Start of Block
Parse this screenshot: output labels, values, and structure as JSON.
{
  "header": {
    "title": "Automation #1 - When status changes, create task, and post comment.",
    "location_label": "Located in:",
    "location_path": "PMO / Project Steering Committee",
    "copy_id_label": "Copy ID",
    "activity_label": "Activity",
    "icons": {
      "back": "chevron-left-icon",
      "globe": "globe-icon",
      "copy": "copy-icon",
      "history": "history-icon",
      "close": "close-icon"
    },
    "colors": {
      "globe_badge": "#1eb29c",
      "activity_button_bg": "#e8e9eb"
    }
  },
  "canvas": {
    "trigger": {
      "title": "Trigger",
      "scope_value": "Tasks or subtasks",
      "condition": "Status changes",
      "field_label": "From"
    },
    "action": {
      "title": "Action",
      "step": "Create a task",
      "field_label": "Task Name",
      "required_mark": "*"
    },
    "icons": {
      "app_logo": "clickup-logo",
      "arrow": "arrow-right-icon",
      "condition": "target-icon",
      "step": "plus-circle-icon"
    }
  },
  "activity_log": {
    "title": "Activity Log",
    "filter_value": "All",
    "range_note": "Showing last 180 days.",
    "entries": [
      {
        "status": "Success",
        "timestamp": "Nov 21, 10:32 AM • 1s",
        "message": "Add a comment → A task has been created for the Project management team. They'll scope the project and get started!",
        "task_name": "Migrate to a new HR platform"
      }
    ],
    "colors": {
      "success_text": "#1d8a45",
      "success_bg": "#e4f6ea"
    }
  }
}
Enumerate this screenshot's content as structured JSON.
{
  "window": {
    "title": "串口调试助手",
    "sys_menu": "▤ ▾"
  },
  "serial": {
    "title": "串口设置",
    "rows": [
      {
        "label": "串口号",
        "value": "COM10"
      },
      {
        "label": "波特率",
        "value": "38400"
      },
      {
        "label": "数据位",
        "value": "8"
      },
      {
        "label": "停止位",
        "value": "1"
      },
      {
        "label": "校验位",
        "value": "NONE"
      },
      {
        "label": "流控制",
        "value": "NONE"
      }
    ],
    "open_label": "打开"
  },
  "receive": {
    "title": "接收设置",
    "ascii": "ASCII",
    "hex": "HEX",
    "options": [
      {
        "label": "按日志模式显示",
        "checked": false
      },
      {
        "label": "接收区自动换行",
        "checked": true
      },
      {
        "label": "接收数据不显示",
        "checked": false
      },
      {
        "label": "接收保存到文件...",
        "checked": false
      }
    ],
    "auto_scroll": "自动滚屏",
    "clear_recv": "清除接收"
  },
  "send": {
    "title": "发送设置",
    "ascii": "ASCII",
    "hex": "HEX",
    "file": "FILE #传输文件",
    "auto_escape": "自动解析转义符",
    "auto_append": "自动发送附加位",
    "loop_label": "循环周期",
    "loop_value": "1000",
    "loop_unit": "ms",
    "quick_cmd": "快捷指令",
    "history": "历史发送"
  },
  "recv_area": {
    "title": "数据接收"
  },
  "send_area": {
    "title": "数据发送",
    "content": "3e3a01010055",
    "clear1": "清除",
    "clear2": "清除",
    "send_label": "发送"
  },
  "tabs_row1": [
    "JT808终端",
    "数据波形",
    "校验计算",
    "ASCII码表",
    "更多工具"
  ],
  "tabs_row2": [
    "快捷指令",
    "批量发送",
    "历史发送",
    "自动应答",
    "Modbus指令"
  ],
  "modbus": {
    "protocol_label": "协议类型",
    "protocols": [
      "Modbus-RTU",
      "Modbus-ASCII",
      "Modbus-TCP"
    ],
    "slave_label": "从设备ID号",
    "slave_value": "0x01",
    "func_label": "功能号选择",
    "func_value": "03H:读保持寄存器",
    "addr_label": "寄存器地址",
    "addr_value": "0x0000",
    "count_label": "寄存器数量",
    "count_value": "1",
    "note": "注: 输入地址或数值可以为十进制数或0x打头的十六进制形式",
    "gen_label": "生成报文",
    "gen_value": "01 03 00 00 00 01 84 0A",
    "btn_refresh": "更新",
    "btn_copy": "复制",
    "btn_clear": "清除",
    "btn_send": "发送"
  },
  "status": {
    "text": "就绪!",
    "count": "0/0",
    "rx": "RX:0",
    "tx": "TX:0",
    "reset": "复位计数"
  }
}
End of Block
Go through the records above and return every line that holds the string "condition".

> Exercise solution
      "condition": "Status changes",
      "condition": "target-icon",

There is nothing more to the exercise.